Though nobody else knows it, Carmen has begun work on creating her own character and stories.  Her hero is a woman, her powers not yet entirely defined.  As events transpire, a male co-worker gets an opportunity to pitch a new comic book series to the Triumph chief, but since her colleague is short of ideas, he comes to Carmen, whose knowledge of comics he apparently respects, to help him write it.  Can Carmen trust him?  What she does contribute, as she full well knows, she may not get credit for.  That’s the way of things in the business they’re in, the male-centered world they inhabit.  Her ambition wins out over her suspicion of his motives, and Carmen pulls together six complete comic book scripts she has been working on for some time.  Her colleague is astounded, and they brainstorm to flesh it out.  It seems as though Carmen will eventually be recognized as at least co-creator of a new character called The Legendary Lynx, but in a way all too plausible, her colleague gets the six scripts to their boss under his name only.  That Carmen was the main creative force behind the Legendary Lynx no one but her colleague and herself know.  Then her colleague is murdered, and a mystery blossoms, which Carmen needs to solve.  At stake: not only the truth behind the murder (which leads to other attacks), but also Carmen’s sense of herself as an artist, a woman, and just a plain human being.  Having a secret identity, being responsible from behind a mask or public face for something others admire, may be exciting and romantic in comic book characters like Batman or Superman, but when you’re a real live person who’s been denied credit for your work, it’s a different story.  

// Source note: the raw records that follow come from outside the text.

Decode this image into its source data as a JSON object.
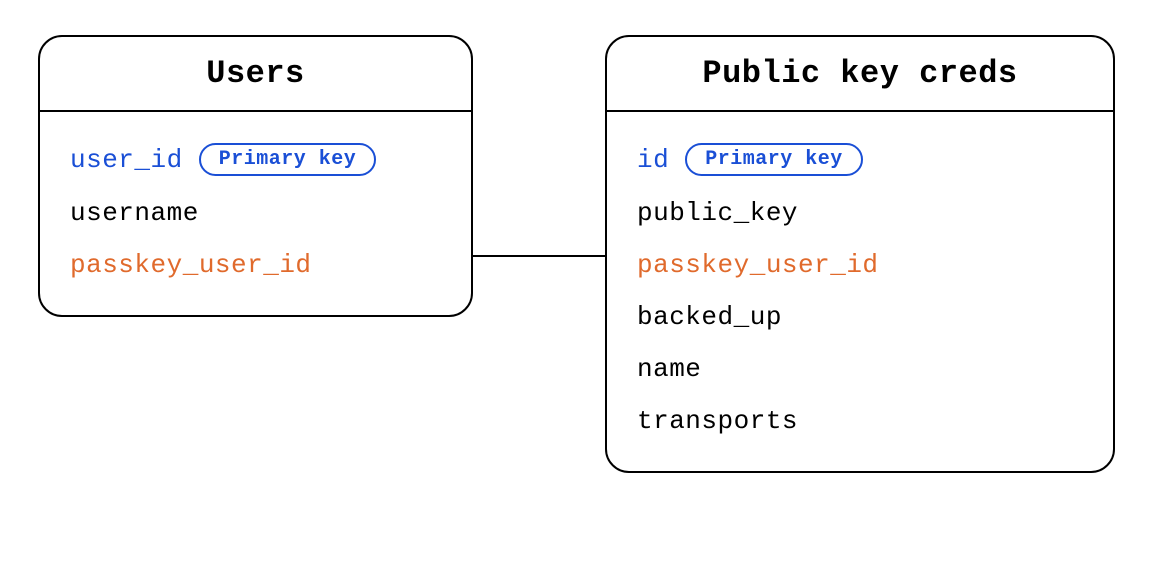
{
  "entities": {
    "users": {
      "title": "Users",
      "fields": [
        {
          "name": "user_id",
          "kind": "primary",
          "badge": "Primary key"
        },
        {
          "name": "username",
          "kind": "normal"
        },
        {
          "name": "passkey_user_id",
          "kind": "foreign"
        }
      ]
    },
    "creds": {
      "title": "Public key creds",
      "fields": [
        {
          "name": "id",
          "kind": "primary",
          "badge": "Primary key"
        },
        {
          "name": "public_key",
          "kind": "normal"
        },
        {
          "name": "passkey_user_id",
          "kind": "foreign"
        },
        {
          "name": "backed_up",
          "kind": "normal"
        },
        {
          "name": "name",
          "kind": "normal"
        },
        {
          "name": "transports",
          "kind": "normal"
        }
      ]
    }
  },
  "relationship": {
    "from": "users.passkey_user_id",
    "to": "creds.passkey_user_id"
  }
}
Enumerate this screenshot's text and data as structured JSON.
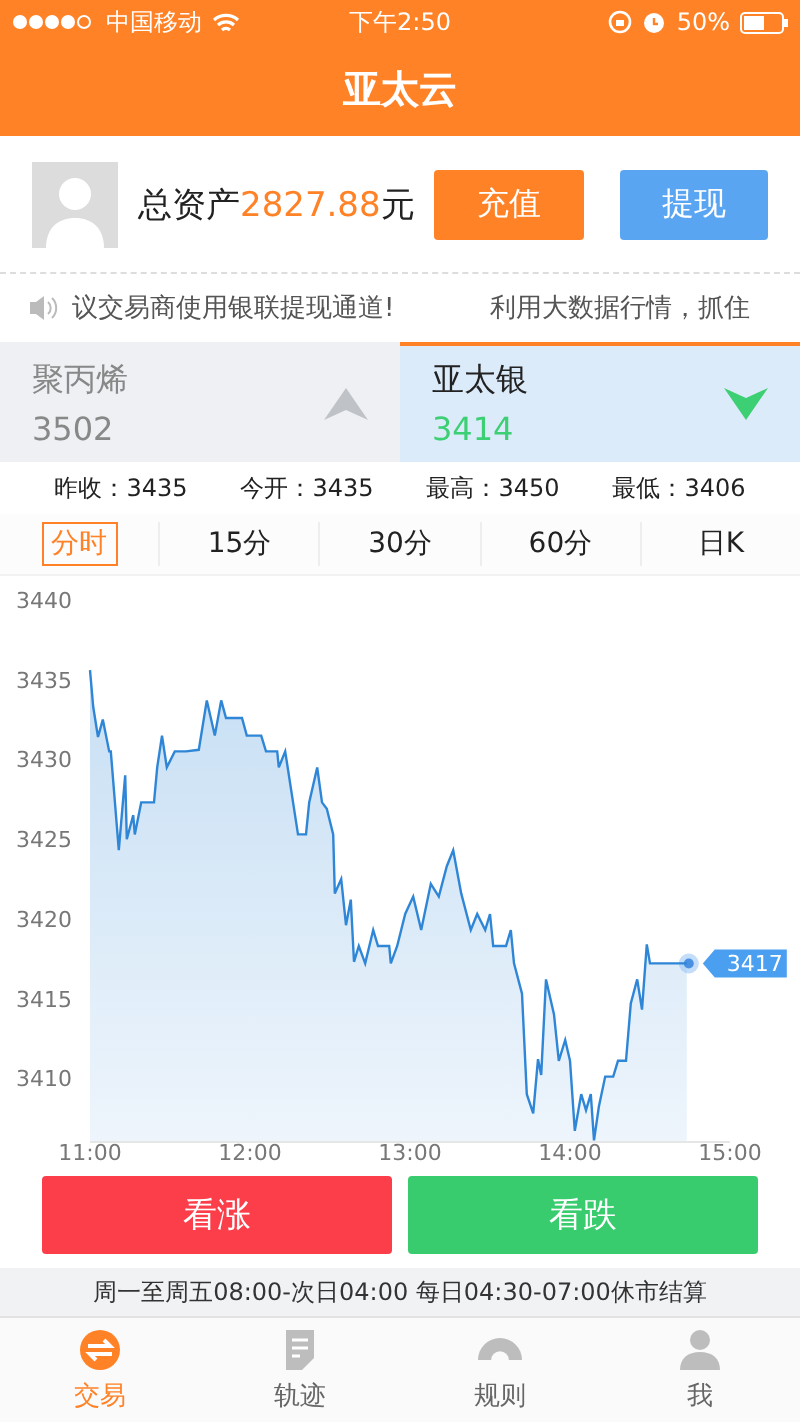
{
  "status_bar": {
    "carrier": "中国移动",
    "time": "下午2:50",
    "battery": "50%"
  },
  "header": {
    "title": "亚太云"
  },
  "account": {
    "label": "总资产",
    "amount": "2827.88",
    "unit": "元",
    "buttons": [
      {
        "label": "充值",
        "kind": "deposit"
      },
      {
        "label": "提现",
        "kind": "withdraw"
      }
    ]
  },
  "ticker": [
    "议交易商使用银联提现通道!",
    "利用大数据行情，抓住"
  ],
  "products": [
    {
      "name": "聚丙烯",
      "price": "3502",
      "kind": "up",
      "selected": false
    },
    {
      "name": "亚太银",
      "price": "3414",
      "kind": "down",
      "selected": true
    }
  ],
  "stats": [
    {
      "label": "昨收：",
      "value": "3435"
    },
    {
      "label": "今开：",
      "value": "3435"
    },
    {
      "label": "最高：",
      "value": "3450"
    },
    {
      "label": "最低：",
      "value": "3406"
    }
  ],
  "periods": [
    {
      "label": "分时",
      "selected": true
    },
    {
      "label": "15分",
      "selected": false
    },
    {
      "label": "30分",
      "selected": false
    },
    {
      "label": "60分",
      "selected": false
    },
    {
      "label": "日K",
      "selected": false
    }
  ],
  "chart": {
    "chart_data": {
      "type": "area",
      "x": [
        11,
        11.02,
        11.05,
        11.08,
        11.12,
        11.13,
        11.18,
        11.22,
        11.23,
        11.27,
        11.28,
        11.32,
        11.4,
        11.42,
        11.45,
        11.48,
        11.53,
        11.6,
        11.68,
        11.73,
        11.78,
        11.82,
        11.85,
        11.95,
        11.98,
        12.07,
        12.1,
        12.17,
        12.18,
        12.22,
        12.3,
        12.35,
        12.37,
        12.42,
        12.45,
        12.48,
        12.52,
        12.53,
        12.57,
        12.6,
        12.63,
        12.65,
        12.68,
        12.72,
        12.77,
        12.8,
        12.87,
        12.88,
        12.92,
        12.97,
        13.02,
        13.07,
        13.13,
        13.18,
        13.23,
        13.27,
        13.32,
        13.38,
        13.42,
        13.47,
        13.5,
        13.52,
        13.6,
        13.63,
        13.65,
        13.7,
        13.73,
        13.77,
        13.8,
        13.82,
        13.85,
        13.9,
        13.93,
        13.97,
        14,
        14.03,
        14.07,
        14.1,
        14.13,
        14.15,
        14.18,
        14.22,
        14.27,
        14.3,
        14.35,
        14.38,
        14.42,
        14.45,
        14.48,
        14.5,
        14.73
      ],
      "series": [
        {
          "color": "#2f86d6",
          "values": [
            3435.6,
            3433.3,
            3431.4,
            3432.5,
            3430.5,
            3430.5,
            3424.3,
            3429,
            3425,
            3426.5,
            3425.3,
            3427.3,
            3427.3,
            3429.5,
            3431.5,
            3429.5,
            3430.5,
            3430.5,
            3430.6,
            3433.7,
            3431.5,
            3433.7,
            3432.6,
            3432.6,
            3431.5,
            3431.5,
            3430.5,
            3430.5,
            3429.5,
            3430.5,
            3425.3,
            3425.3,
            3427.3,
            3429.5,
            3427.3,
            3426.9,
            3425.3,
            3421.6,
            3422.5,
            3419.6,
            3421.2,
            3417.3,
            3418.3,
            3417.2,
            3419.3,
            3418.3,
            3418.3,
            3417.2,
            3418.3,
            3420.3,
            3421.4,
            3419.3,
            3422.2,
            3421.4,
            3423.3,
            3424.3,
            3421.6,
            3419.3,
            3420.3,
            3419.3,
            3420.3,
            3418.3,
            3418.3,
            3419.3,
            3417.2,
            3415.3,
            3409,
            3407.8,
            3411.2,
            3410.2,
            3416.2,
            3414,
            3411.1,
            3412.4,
            3411.1,
            3406.7,
            3409,
            3408,
            3409,
            3406.1,
            3408.2,
            3410.1,
            3410.1,
            3411.1,
            3411.1,
            3414.7,
            3416.2,
            3414.3,
            3418.4,
            3417.2,
            3417.2
          ]
        }
      ],
      "xlim": [
        11,
        15
      ],
      "ylim": [
        3406,
        3440
      ],
      "xticks": [
        {
          "value": 11,
          "label": "11:00"
        },
        {
          "value": 12,
          "label": "12:00"
        },
        {
          "value": 13,
          "label": "13:00"
        },
        {
          "value": 14,
          "label": "14:00"
        },
        {
          "value": 15,
          "label": "15:00"
        }
      ],
      "yticks": [
        3410,
        3415,
        3420,
        3425,
        3430,
        3435,
        3440
      ],
      "annotations": [
        "3417"
      ]
    }
  },
  "trade_buttons": [
    {
      "label": "看涨",
      "kind": "rise"
    },
    {
      "label": "看跌",
      "kind": "fall"
    }
  ],
  "schedule": "周一至周五08:00-次日04:00 每日04:30-07:00休市结算",
  "nav": [
    {
      "label": "交易",
      "selected": true
    },
    {
      "label": "轨迹",
      "selected": false
    },
    {
      "label": "规则",
      "selected": false
    },
    {
      "label": "我",
      "selected": false
    }
  ]
}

Secret Identity tackles a lot of things.  It’s a look at a particular place and era and an immersion into the state of the comic book industry of that era.  Without overdoing it, Segura gets into the taken-for-granted sexism of the time, the daily come-ons, indignities, and condescending verbal jabs Carmen has to deal with.  How she parries these affronts, some malicious, some not consciously meant as such but offensive nonetheless, is entertaining in itself, and the reader likes and roots for her throughout.  Besides this, Segura doesn’t make the mistake of giving Carmen a contemporary view of sexual relations in a 1975 world.  Carmen reads as a strong enlightened person of her time, and his decision to present a late scene in the book set in 2018, with Carmen talking to a younger woman who is the graphic novels reviewer for the New York Times, is both clever and emotionally apt.  We see how what Carmen did and what she endured, how she persisted, was entirely worth it.  The passage of time means that stories never told can now be told in the voice of the person who should have gotten credit in the first place.

I have always thought that Segura’s strengths lie more with character and emotional nuance than with action, and in this book, he embraces what he does best.  This is a character-driven mystery novel through and through.  Every single person here, down to the most minor characters, is well-drawn and understandable.  Motives are clear or become clear in time.  The narrative never dawdles but moves at an unhurried pace that shows the author’s confidence in his storytelling abilities.  And I loved the actual comic interludes, the black and white snippets we get from the first eleven Legendary Lynx issues.  They are exciting and sometimes humorous and connect in ways direct and oblique to the book’s plot and thematic concerns.  In a genre where so many books imitate other books, hitting overly familiar beats, Secret Identity goes its own way for the most part and takes you on a trip you likely haven’t taken before.  Like the best comics themselves, it is fun and full of passion and a thoroughly engaging ride.